I have read and loved all Joe Simpson’s non-fiction books; torn between admiration of his courage and disbelief at the way he repeatedly puts himself in danger. I was unaware that he’d made the move into fiction writing until this book popped through my letter box, but I’ve since discovered that this is actually his second fiction novel. Once again I’m torn – this time between wanting him to go back into those dangerous situations (so he’s able to write another non-fiction account of his adventures) and being pleased that he has at last decided to stay inside and do nothing more dangerous than sharpen pencils.
The Sound of Gravity begins with a climbing accident in the Alps. A man has to let go of his girlfriend’s hand, leaving her to fall to her death and him with a decade of guilt. The book goes on to cover events leading up to this tragedy and details of his slow recovery afterwards.
I initially loved the vivid descriptions of both the surroundings and the raw emotions.
But after a while I began to get snow fatigue. Every page seemed to describe yet another snowy outcrop, each with its own near-death experience.
This left me thinking about the differences between fiction and non-fiction. Did I only love Joe Simpson’s previous books because I knew they were true? Were the endless near-misses so much more exciting because they involved the lives of real people? I guess it all comes down to the fact that I just didn’t care about the characters in this book – they had so many accidents that each one began to lose its significance.

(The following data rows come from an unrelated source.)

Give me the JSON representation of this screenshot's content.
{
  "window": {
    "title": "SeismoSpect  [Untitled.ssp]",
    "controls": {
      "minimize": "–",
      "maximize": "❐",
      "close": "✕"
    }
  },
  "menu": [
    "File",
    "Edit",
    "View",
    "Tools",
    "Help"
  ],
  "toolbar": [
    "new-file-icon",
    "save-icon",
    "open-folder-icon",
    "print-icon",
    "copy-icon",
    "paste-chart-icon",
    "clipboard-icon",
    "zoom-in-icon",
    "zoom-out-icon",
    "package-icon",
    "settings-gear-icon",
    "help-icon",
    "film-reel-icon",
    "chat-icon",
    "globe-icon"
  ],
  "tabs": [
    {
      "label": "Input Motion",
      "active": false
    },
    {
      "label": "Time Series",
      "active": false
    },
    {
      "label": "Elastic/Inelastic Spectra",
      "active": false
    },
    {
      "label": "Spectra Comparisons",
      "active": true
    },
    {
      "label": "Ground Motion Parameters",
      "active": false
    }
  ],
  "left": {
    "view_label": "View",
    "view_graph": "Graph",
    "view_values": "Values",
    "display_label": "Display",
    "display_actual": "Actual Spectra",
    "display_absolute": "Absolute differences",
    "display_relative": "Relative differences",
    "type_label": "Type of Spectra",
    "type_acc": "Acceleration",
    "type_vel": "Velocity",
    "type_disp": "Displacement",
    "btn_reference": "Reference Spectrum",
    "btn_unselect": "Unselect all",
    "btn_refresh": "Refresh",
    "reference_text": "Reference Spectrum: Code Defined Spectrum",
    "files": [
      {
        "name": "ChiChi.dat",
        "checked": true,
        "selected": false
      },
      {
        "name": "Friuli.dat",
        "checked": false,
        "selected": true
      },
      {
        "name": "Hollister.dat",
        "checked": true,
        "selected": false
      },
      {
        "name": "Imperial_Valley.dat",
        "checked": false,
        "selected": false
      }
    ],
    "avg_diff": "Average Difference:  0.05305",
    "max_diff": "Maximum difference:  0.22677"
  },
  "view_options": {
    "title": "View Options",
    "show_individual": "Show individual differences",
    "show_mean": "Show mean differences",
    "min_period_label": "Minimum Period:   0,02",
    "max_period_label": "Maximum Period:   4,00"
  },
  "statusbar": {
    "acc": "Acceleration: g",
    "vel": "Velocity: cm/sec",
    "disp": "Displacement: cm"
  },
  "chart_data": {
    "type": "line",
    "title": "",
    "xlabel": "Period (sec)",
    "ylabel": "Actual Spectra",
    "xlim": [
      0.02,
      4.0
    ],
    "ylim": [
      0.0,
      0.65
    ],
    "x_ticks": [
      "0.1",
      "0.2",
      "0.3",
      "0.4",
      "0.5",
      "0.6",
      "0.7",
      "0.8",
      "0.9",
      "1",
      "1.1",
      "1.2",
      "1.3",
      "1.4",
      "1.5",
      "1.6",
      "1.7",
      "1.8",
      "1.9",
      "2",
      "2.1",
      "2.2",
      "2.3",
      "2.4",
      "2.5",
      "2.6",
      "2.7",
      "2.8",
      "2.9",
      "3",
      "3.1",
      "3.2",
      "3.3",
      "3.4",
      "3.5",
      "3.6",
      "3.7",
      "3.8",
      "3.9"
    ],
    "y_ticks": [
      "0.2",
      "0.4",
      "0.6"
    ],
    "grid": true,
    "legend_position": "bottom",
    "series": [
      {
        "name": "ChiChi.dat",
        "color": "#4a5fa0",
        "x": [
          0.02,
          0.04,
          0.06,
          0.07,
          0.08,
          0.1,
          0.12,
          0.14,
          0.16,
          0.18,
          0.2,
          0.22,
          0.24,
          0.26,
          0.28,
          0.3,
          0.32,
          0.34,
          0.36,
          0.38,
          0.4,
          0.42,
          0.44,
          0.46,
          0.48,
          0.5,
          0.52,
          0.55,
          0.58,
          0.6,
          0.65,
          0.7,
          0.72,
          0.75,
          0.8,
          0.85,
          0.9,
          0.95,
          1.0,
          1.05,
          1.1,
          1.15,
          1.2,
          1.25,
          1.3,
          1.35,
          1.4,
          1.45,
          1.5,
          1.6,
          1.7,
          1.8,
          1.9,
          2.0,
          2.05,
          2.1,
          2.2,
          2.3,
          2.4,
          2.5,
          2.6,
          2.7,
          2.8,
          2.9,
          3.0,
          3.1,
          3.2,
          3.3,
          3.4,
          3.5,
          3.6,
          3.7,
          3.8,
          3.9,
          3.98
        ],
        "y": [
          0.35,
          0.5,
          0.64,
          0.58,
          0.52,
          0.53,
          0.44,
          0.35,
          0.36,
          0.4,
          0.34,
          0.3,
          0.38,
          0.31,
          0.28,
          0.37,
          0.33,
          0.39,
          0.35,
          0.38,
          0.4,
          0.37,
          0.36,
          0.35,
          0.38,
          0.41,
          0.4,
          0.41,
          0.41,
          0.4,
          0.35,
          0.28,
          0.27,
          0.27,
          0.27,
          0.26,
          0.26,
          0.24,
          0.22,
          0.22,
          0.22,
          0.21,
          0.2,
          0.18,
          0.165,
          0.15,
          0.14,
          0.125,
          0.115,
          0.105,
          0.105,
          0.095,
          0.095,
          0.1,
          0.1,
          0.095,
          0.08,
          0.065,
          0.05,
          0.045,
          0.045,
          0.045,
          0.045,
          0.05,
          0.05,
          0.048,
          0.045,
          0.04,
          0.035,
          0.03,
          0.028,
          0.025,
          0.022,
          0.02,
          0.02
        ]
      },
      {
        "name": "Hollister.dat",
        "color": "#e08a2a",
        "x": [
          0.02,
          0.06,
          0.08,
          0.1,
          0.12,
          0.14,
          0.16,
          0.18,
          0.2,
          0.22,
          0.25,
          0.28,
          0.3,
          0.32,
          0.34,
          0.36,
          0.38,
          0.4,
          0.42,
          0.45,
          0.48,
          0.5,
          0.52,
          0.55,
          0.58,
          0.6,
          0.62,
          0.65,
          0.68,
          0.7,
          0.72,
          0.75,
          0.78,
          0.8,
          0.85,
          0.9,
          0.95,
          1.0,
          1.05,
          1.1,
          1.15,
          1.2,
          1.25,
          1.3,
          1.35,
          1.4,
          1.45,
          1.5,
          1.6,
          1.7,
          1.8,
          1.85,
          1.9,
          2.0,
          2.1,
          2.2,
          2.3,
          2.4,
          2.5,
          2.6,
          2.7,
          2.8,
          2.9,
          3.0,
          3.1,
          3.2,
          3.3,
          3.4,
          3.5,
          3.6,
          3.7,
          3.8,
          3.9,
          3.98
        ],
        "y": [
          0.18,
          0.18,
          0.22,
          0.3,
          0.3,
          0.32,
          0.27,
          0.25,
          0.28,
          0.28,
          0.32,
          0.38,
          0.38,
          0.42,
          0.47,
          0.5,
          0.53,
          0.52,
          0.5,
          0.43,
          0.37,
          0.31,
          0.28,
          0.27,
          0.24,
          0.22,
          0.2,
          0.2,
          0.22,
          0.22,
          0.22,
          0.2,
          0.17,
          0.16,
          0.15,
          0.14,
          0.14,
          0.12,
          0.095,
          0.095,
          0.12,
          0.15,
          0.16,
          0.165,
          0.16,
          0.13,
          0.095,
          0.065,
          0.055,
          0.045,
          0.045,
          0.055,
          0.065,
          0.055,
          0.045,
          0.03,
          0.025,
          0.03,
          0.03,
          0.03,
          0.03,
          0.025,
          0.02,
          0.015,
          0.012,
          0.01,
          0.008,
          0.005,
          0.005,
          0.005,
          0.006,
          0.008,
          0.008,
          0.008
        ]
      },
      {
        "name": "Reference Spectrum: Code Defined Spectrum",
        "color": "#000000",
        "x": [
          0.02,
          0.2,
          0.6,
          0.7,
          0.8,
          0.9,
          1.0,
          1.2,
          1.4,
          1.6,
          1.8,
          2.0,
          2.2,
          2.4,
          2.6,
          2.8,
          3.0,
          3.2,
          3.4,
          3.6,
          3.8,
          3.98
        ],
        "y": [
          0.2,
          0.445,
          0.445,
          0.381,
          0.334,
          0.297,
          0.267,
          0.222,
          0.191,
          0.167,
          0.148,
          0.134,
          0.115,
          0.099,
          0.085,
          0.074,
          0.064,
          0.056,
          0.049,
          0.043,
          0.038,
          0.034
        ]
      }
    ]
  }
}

If you’re new to Joe Simpson I recommend starting with Touching The Void. The Touching The Void DVD is also very good, especially the extra feature documentary – it is, in my opinion, the best extra feature I’ve ever found on a DVD.
I’m sure that the technical details will mean that this book will appeal to climbers, but I think the average reader will prefer his non-fiction titles.
Have you read any of Joe Simpson’s books?